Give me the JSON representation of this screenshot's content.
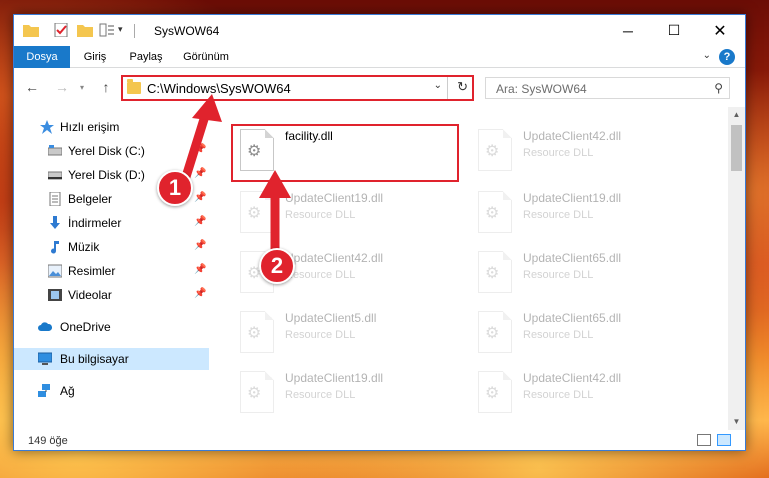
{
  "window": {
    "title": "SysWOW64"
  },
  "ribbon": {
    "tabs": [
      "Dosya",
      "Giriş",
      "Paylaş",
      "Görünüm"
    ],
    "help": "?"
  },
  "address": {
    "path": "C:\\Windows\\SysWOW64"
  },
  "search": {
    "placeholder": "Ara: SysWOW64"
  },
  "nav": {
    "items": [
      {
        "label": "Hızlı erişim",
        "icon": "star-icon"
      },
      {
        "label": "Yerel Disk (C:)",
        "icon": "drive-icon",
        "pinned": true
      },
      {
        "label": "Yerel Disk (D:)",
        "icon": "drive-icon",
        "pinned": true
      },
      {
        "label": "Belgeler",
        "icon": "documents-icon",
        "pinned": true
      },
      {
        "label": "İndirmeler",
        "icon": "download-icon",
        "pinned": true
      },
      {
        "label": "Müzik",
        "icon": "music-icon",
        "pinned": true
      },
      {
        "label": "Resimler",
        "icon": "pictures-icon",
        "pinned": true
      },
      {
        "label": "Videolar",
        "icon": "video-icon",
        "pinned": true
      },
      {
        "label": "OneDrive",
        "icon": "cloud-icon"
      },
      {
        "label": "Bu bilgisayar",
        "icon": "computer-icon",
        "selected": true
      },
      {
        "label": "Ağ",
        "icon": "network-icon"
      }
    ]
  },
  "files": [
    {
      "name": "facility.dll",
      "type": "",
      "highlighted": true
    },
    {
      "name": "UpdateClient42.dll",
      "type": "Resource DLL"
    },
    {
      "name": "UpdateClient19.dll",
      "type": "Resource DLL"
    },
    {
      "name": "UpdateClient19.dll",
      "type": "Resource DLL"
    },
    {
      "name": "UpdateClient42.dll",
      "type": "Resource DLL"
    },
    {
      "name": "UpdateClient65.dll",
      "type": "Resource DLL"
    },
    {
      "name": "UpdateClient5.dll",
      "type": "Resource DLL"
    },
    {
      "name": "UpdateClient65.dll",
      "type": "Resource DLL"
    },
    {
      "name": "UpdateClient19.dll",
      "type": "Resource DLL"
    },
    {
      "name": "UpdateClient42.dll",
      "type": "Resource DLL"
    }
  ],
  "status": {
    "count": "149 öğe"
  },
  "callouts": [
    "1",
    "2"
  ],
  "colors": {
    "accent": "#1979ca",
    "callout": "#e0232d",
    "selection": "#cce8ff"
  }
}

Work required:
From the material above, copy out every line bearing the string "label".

Final answer:
        "label": "Hızlı erişim",
        "label": "Yerel Disk (C:)",
        "label": "Yerel Disk (D:)",
        "label": "Belgeler",
        "label": "İndirmeler",
        "label": "Müzik",
        "label": "Resimler",
        "label": "Videolar",
        "label": "OneDrive",
        "label": "Bu bilgisayar",
        "label": "Ağ",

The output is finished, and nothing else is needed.